In Laura Barnett's first novel, a good idea is cleverly executed. Its protagonists meet as Cambridge University undergraduates in 1958 when, following a minor cycling accident, Jim invites Eva for drinks. Eva accepts, ditches her boyfriend, David, and eventually marries Jim. However, that's only "version one". In "version two", Eva rejects Jim and marries David. Furthermore, in "version three", Eva starts seeing Jim then discovers she's pregnant by David. Confusing? Not for long.
Across half a century, the three versions of her characters' lives unfold, leaving the reader contemplating chance, fate and the paths we too might have taken. Eva and Jim succeed and fail, love and lose, they become parents and some of the novel's subtler qualities concern their children's differing personalities and fortunes.
A novel's success depends in part on its author's ability to sew together narrative strands and, in this, The Versions of Us is a confident debut. Why then does it feel insubstantial? It really comprises three short novels, which each attempt to capture lives in around 150 pages, so events are often skimmed. The same applies to settings because, although Cambridge and London are fairly vivid, Eva and Jim merely scratch the surfaces of Paris, Rome and Cornwall. Their rootlessness makes for a shallow, touristic reading experience.
At times, the title could be "the clichés of us" so predictable are the characters' trajectories. With age, they stop painting or writing, start Facebooking; some get fat, others wither, but most experience a "sense of diminution" as life becomes a cycle of loneliness, illness and funerals. Then there are mistakes that undermine the novel's integrity. When Jim moves to Cornwall to be with Helena, on whose lips he tastes "the soft, salty tang of the sea", they share a house with some fellow painters: "You'll know of the St Ives colony… Hepworth et al? Well, Trelawney House is just down the road, and it isn't at all dissimilar."

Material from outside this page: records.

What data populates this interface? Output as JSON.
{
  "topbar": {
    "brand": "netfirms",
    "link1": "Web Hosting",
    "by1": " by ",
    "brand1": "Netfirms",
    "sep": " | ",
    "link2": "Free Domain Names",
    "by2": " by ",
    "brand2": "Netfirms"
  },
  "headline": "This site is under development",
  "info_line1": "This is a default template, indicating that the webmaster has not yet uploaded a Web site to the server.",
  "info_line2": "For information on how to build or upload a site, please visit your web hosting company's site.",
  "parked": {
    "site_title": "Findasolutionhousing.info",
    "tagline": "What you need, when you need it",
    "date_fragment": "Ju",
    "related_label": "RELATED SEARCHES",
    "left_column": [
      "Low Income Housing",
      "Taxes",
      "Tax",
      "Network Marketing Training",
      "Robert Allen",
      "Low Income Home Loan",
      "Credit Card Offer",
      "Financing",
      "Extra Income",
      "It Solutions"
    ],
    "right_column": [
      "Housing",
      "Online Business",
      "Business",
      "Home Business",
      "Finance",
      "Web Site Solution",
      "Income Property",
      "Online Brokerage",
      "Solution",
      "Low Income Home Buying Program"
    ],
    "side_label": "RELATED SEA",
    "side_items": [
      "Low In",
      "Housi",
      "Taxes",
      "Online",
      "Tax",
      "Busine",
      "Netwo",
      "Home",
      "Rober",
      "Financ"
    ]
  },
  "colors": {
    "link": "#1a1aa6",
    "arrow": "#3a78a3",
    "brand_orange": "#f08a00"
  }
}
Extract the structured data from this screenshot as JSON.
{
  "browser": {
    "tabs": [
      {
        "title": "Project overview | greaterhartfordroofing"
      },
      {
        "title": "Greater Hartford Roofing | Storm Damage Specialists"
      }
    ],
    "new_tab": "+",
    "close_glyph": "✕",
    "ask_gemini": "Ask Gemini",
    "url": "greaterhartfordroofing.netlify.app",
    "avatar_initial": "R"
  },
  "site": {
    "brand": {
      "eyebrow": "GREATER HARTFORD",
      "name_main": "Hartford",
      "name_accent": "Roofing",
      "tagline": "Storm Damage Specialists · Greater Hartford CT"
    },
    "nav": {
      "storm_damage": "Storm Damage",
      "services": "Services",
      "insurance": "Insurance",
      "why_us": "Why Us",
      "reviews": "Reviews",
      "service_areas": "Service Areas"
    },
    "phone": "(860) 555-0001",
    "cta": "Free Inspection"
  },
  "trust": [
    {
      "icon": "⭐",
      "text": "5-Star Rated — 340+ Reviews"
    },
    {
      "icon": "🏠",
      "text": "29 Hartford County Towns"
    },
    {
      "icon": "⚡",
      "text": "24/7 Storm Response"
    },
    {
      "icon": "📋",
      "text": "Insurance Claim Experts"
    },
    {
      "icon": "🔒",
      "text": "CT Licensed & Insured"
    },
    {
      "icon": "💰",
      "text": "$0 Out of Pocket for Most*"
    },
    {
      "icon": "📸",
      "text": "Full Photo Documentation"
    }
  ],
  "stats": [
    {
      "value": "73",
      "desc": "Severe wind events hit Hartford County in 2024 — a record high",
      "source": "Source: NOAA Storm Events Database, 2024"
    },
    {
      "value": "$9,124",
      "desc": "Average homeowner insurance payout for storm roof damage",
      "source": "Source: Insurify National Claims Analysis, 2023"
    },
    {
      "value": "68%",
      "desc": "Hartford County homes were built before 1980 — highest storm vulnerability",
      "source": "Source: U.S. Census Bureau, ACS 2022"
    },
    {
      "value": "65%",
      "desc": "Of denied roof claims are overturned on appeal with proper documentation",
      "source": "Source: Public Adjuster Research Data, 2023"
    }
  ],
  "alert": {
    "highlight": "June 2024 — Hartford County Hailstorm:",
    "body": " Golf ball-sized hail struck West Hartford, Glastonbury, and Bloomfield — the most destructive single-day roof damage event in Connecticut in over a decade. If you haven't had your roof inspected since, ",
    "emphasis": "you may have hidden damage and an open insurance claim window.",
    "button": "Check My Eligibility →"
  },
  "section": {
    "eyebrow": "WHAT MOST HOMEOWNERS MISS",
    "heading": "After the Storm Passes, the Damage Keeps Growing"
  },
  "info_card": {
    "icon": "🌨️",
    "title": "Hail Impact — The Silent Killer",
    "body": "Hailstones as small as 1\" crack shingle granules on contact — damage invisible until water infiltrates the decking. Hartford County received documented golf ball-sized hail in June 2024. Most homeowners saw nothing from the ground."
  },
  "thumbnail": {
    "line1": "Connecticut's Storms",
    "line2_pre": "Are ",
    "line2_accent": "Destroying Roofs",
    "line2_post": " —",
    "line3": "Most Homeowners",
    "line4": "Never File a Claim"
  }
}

It's very dissimilar. "The St Ives colony" is famous because, for a period in the mid-20th-century, its artistic output rivalled that of New York, so suffice to say "Hepworth et al" weren't sharing stew-making rotas like the hippies in Jim's jumped-up commune. Also, Helena drives Jim to St Ives to board the sleeper train to London but you cannot, and never could, catch the sleeper from St Ives. Finally, the scene where Eva dances to the pianist "Dave Brubeck's slinking saxophone" demonstrates that sometimes it really is best to write about what you know.